While it is rumored that Darren Young came out because he was at-risk of being released from the company (an unfounded rumor at that), the public relations behind his announcement will forever be entrenched with him at his side until the day he is eventually released, and even then some will assume that he was released because of his orientation, even if it’s years from now. The fear that persists is that somehow WWE will turn this into a storyline, and while history is against WWE in its homophobic culture (John Cena rap against The Rock anyone?), there is hopefully an understanding that WWE will need to tread lightly and carefully with all matters involving Young.

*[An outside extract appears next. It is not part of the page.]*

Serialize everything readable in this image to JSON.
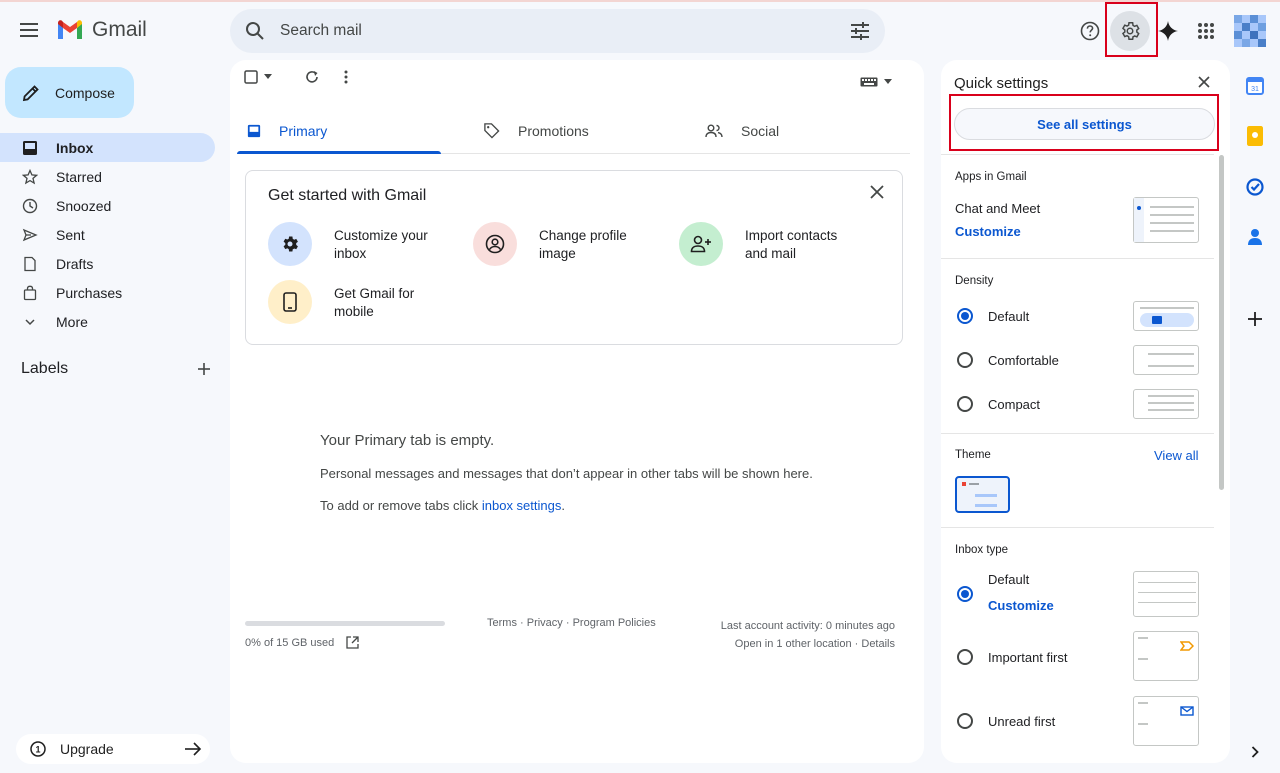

At some point, WWE will create a story involving Young’s sexual orientation. WWE as an artform just enjoys imitating life at any given time because it creates publicity and like the carney, Vince will enjoy any kind of positive publicity this may present. The only question is, will WWE allow for homophobic comment to permeate its programming to tell the story it wants to? Will Darren Young be de-pushed simply because of his orientation? While it is unfortunate that everything Young does will be under a microscope, he is figuratively, the guinea pig for WWE as he transcends his superstar persona and becomes a spokesperson for basic rights of gay people everywhere.
Just imagine the headlines now, add whatever you’d like to at the end of, “First openly-gay supertar…
wins Intercontinental Title
wins Royal Rumble
wins United States Title.
There are plenty of opportunities for WWE to make the most of this situation. While some may confuse this promotion with exploitation, Darren Young won’t mind the publicity that comes with his push into the spotlight in the immediate future. Any sort of positive reinforcement is good for WWE, and with a culture that is changing for the better, WWE can make great strides by promoting a great image for its product.
I applaud Darren Young for his ability to make such a powerful decision that will affect his future undoubtedly. My only hope is that WWE follows through properly and promotes a positive product without the fear of exploitation on behalf of one of their talents. While every PR move has an ulterior motive, it is the hope that WWE can make the best of this situation and advocate for the gay community through the promotion of their own product via marketing, television and anti-bullying campaigns.
Best of luck to Darren Young, the world has slightly changed for the better because of you.